Interview: Tony Reid
You have the mindset of a champion, the mindset of that ‘1% improvement every day’ and trying to get it perfect every time. Where did that mindset originate?
I have always trained in that fashion. I didn’t realize I trained in that fashion. I assumed that everyone that would take on a sport like wrestling or MMA or football, that they would have that mindset. Who would want to fucking wrestle this long, rigorous season and not want to be the best? I thought that it was something that everybody did. It’s actually something that the one percent do.
I did a live video today with my friend Ben Newman. He’s a life coach ad a business guru and just a good guy. He does this thing called Champions Create Distance on Friday. What that means is that on Friday everybody is looking forward to the weekend. The boss has got on their nerves for the last time. They want to go to that bed and breakfast, they want to go to the brunch. They want to go out with their friends and have a drink. They want to let loose Friday and Saturday and recover on Sunday. I have found that Friday is an opportunity to go get that low-hanging fruit. While everybody is easing up, relaxing and thinking about something else, if you sprint, if you go hard in that moment you can really start to create degrees of separation between you and everybody else. That is what the term Champions Create Distance on Fridays means. If you do that over years and years that distance becomes so far that you look at guys like Georges St. Pierre, Anderson Silva and LeBron James, those guys created that distance through that training, through not easing up and not taking those days to be lazy.
What have you learned about yourself in the gym recently?
Working with these young fighters, we were training and we were sitting around after strength and conditioning, we had a great meeting and we are really excited about the future. I asked one of the young guys if he wanted to hold pads for me. Without hesitation he was up and had his hands up. We started doing something different. If you watch the sport, everybody wants to do what’s fun and do what’s convenient. Everybody wants to hit the pads, everybody wants to shadow box and everybody wants to spar. Nobody wants to put themselves in a position where they are getting mounted or they are against the cage with thirty seconds left and they are losing the fight and have to escape. Those are the positions that you put yourself in that if you happen to get there you don’t freak out or get anxiety. We started hitting the mitts. We are feeling it out. He has never held for me before. He’s holding for a world champion, he might be freaked out a bit, he probably doesn’t want to fuck up. We are doing 1-2, 1-2, 1-2, and I’m thinking ‘Alright motherfucker, when are we doing the next combination?’ Then something in my spirit said “Tyron, don’t ask questions just keep doing it.’ So, I kept throwing. What I found out is… although I knocked out 12-15 people in my life, some inside the Octagon, some outside it, I have never thrown a right jab the right way. I have been getting away with my ability to see the punch before it’s there, my ability to muscle through some shit and just the tenacity of trying to knock someone out. As we started doing this drill over and over again, there were a couple times that I hit it and it was undeniable that I was in sync and everything was flowing and my hands came back. It was something that small,and that is all it takes sometimes . It doesn’t take a flying knee, a spinning back fist, jumping off the cage or sweeping leg locks from wide open. It doesn’t take that every time. Sometimes it just takes getting to your opponent’s chin before they get to your chin.
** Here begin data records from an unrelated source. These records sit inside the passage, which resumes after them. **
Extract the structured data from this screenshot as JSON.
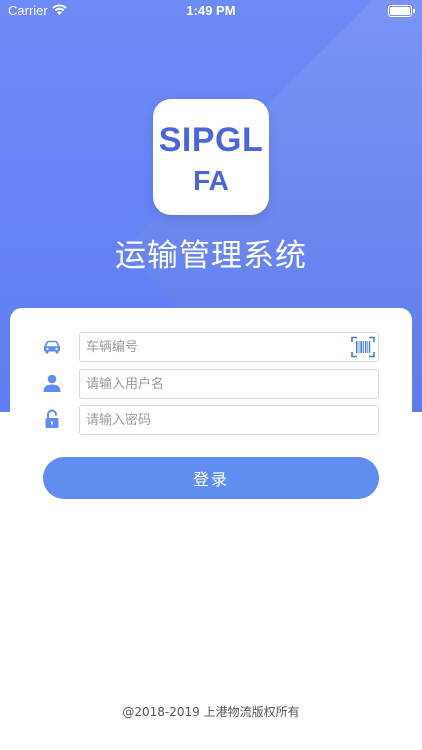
{
  "status_bar": {
    "carrier": "Carrier",
    "time": "1:49 PM"
  },
  "logo": {
    "line1": "SIPGL",
    "line2": "FA"
  },
  "app_title": "运输管理系统",
  "form": {
    "vehicle_placeholder": "车辆编号",
    "username_placeholder": "请输入用户名",
    "password_placeholder": "请输入密码",
    "vehicle_value": "",
    "username_value": "",
    "password_value": ""
  },
  "login_label": "登录",
  "footer": "@2018-2019 上港物流版权所有",
  "colors": {
    "primary": "#5f8df0",
    "hero": "#6d8af6",
    "icon": "#5f8df0"
  },
  "icons": [
    "car-icon",
    "user-icon",
    "lock-icon",
    "barcode-scan-icon",
    "wifi-icon",
    "battery-icon"
  ]
}
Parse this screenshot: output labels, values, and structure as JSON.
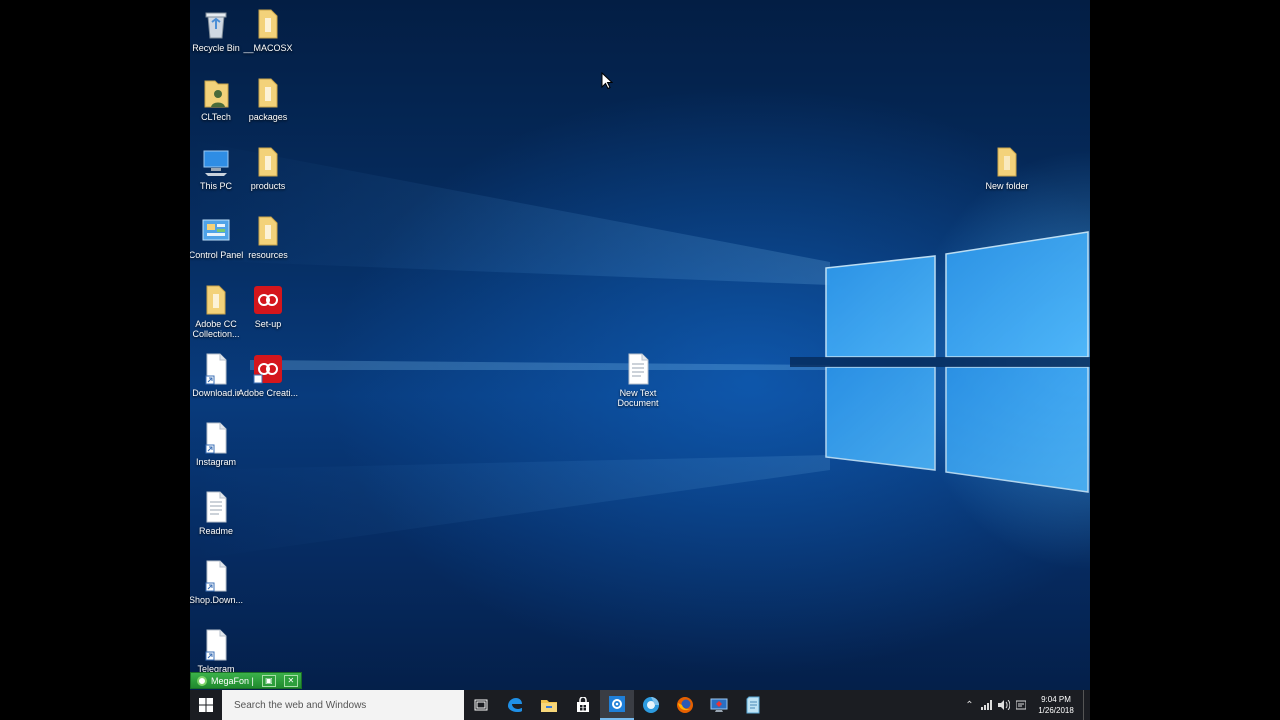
{
  "desktop": {
    "icons": [
      {
        "label": "Recycle Bin",
        "icon": "recycle-bin-icon"
      },
      {
        "label": "__MACOSX",
        "icon": "folder-icon"
      },
      {
        "label": "CLTech",
        "icon": "user-folder-icon"
      },
      {
        "label": "packages",
        "icon": "folder-icon"
      },
      {
        "label": "This PC",
        "icon": "computer-icon"
      },
      {
        "label": "products",
        "icon": "folder-icon"
      },
      {
        "label": "Control Panel",
        "icon": "control-panel-icon"
      },
      {
        "label": "resources",
        "icon": "folder-icon"
      },
      {
        "label": "Adobe CC Collection...",
        "icon": "folder-icon"
      },
      {
        "label": "Set-up",
        "icon": "adobe-cc-icon"
      },
      {
        "label": "Download.ir",
        "icon": "shortcut-file-icon"
      },
      {
        "label": "Adobe Creati...",
        "icon": "adobe-cc-icon"
      },
      {
        "label": "Instagram",
        "icon": "shortcut-file-icon"
      },
      {
        "label": "Readme",
        "icon": "text-file-icon"
      },
      {
        "label": "Shop.Down...",
        "icon": "shortcut-file-icon"
      },
      {
        "label": "Telegram",
        "icon": "shortcut-file-icon"
      },
      {
        "label": "New folder",
        "icon": "folder-icon"
      },
      {
        "label": "New Text Document",
        "icon": "text-file-icon"
      }
    ]
  },
  "megafon": {
    "label": "MegaFon |"
  },
  "taskbar": {
    "search_placeholder": "Search the web and Windows",
    "apps": [
      "task-view-icon",
      "edge-icon",
      "file-explorer-icon",
      "store-icon",
      "settings-icon",
      "browser-icon",
      "firefox-icon",
      "remote-desktop-icon",
      "notepad-icon"
    ],
    "clock": {
      "time": "9:04 PM",
      "date": "1/26/2018"
    }
  },
  "colors": {
    "taskbar": "#1b1d22",
    "folder": "#f3d27a",
    "adobe": "#d4161c",
    "accent": "#76b9ed"
  }
}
Would you say that’s what has given you the edge over your opponents?
Yeah, for sure. That’s what I specialise in, those millimetres, those fractions of seconds, and the little bitty small things that people don’t think are important. I am watching every Countdown. I am listening to what my opponents says. When I fought Darren Till I saw him throw that lead upper cut when he was cutting weight. He couldn’t help it. He was showing his game plan. I drilled five or six ways to counter that. When I saw it, it looked so fast to you guys but to me it was the slowest uppercut I have ever seen in my life. I saw it coming from a mile away and I saw the opportunity because I knew he was going to drop his hands when he threw it to really get committed to land that left hand on me. When I saw that, boom, I iced him. I got in there and got it done.